# TASK REQUIREMENTS
Look through the listing below for the word "screenshot" and copy every line where it occurs.
=======
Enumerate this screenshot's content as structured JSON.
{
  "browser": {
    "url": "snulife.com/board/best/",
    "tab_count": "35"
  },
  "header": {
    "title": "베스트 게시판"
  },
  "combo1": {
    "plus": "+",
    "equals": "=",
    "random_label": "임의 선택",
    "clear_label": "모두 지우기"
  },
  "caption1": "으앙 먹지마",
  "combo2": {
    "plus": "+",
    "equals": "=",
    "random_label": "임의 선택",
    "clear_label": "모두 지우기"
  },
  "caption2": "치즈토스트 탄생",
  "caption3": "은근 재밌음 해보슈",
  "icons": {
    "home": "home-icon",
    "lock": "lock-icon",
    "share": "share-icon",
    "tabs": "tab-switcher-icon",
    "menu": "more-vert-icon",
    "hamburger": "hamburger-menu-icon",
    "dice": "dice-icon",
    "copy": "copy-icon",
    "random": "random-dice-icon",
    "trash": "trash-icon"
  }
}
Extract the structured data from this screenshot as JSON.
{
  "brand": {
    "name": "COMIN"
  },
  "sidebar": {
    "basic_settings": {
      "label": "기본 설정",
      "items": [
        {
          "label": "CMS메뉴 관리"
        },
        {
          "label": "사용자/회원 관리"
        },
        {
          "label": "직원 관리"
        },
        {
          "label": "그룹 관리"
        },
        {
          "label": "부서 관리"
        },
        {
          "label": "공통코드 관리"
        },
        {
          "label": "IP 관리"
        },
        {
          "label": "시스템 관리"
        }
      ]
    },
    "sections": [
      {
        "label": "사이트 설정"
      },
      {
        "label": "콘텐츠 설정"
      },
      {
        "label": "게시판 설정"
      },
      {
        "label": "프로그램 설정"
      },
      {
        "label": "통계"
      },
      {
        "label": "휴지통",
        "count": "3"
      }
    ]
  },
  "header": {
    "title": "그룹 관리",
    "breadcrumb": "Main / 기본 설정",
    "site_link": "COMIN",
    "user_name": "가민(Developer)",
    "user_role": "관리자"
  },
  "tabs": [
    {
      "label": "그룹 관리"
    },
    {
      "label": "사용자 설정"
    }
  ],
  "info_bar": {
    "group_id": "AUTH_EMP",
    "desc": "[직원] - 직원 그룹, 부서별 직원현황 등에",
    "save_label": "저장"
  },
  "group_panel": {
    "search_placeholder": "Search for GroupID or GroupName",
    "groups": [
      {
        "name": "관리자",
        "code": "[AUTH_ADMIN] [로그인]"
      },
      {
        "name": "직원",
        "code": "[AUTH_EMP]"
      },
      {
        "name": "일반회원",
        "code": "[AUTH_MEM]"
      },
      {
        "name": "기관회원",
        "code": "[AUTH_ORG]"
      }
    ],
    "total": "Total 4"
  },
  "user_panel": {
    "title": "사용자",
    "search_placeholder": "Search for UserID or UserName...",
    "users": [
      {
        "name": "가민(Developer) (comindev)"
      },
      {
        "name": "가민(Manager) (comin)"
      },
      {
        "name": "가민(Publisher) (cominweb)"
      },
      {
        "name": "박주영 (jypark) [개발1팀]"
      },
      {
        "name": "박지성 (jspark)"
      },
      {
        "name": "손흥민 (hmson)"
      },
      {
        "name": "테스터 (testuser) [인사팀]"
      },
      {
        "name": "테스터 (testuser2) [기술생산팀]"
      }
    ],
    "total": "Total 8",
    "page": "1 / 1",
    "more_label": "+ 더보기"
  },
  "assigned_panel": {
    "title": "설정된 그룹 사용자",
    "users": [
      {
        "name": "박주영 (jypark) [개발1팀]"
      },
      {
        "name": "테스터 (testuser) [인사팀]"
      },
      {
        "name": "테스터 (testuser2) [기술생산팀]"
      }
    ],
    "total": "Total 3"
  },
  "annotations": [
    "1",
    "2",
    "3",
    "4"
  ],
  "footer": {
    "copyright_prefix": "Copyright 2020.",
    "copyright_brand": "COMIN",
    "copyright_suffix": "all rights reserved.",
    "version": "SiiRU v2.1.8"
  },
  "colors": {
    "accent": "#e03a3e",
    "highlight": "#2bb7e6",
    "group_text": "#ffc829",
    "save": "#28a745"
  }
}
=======
# COMPLETED EXERCISE
Enumerate this screenshot's content as structured JSON.
Extract the structured data from this screenshot as JSON.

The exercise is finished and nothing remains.